Contact lenses are medical devices that, when placed on the eye can correct shortsightedness, farsightedness and astigmatism. They can also be worn for cosmetic or therapeutic reasons.
People choose to wear contact lenses for many reasons. Aesthetics and cosmetics are often motivating factors for people who would like to avoid wearing glasses or would like to change the appearance of their eyes. Other people wear contacts for more visual reasons. When compared with spectacles, contact lenses typically provide better peripheral vision, and do not collect moisture such as rain, snow, condensation, or sweat. This makes them ideal for sports and other outdoor activities.
Additionally, there are conditions such as keratoconus and aniseikonia that are better corrected with contact lenses than glasses.
Although contact lenses have been available for over a century, the development of PMMA (polymethyl methacrylate) or Perspex promoted the development of plastic corneal hard contact lenses.

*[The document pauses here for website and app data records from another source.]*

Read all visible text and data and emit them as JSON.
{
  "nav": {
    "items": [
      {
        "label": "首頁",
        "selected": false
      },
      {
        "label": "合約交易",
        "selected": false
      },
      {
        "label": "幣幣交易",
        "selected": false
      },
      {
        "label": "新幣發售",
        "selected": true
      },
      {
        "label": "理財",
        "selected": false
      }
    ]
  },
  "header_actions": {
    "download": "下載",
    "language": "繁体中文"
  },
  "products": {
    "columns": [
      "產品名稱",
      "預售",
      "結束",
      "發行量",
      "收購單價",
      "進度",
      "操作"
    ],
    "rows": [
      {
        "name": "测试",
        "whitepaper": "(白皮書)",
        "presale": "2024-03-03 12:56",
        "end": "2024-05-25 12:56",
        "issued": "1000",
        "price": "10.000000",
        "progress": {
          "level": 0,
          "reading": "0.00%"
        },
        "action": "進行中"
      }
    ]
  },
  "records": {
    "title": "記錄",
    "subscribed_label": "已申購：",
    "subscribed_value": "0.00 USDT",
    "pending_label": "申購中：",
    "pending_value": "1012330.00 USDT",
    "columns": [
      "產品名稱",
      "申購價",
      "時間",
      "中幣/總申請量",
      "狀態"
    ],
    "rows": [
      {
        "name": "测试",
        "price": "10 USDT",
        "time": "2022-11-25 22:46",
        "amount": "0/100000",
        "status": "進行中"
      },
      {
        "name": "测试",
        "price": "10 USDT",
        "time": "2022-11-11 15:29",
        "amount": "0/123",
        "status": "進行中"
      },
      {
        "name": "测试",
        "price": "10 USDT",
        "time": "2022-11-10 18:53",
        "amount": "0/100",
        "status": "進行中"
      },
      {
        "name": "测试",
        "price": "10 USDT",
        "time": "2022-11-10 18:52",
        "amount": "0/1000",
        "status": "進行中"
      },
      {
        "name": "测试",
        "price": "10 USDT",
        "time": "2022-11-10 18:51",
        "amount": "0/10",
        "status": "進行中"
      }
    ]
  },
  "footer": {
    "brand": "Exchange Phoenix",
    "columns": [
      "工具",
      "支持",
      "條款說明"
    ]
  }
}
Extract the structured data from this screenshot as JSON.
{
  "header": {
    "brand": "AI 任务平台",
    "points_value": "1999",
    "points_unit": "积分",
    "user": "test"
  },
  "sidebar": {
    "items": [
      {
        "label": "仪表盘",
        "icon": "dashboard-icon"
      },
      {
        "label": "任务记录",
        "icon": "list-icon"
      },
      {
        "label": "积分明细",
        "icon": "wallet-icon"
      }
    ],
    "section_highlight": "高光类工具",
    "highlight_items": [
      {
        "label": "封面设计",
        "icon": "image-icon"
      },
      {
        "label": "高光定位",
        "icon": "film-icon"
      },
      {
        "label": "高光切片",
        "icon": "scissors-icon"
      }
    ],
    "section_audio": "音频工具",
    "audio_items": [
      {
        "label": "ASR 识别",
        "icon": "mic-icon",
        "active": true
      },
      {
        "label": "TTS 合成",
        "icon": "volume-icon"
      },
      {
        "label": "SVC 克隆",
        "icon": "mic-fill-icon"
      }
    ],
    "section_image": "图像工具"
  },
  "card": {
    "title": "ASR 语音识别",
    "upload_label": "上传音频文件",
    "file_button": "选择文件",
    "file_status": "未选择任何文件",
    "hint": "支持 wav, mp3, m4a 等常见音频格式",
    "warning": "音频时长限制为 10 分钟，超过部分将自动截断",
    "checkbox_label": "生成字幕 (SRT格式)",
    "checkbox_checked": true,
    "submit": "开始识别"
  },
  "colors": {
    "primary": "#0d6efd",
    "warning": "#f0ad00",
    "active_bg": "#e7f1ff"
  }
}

In 1971 the first soft contact lens was approved by the American Food and Drug Administration. Since then the advancements in both material and design have made contact lenses first choice for over 15% of the world’s population.
The prescribing of contact lenses is restricted to eye-care practitioners (Optometrists and Ophthalmologists). The best type of lens will be prescribed based on your visual requirements, eye structure and tear quality. Although your contact lens prescription is usually similar to your spectacle prescription the two are not interchangeable.
The many types of contact lenses currently available can be grouped in various ways according to:
Design of the lens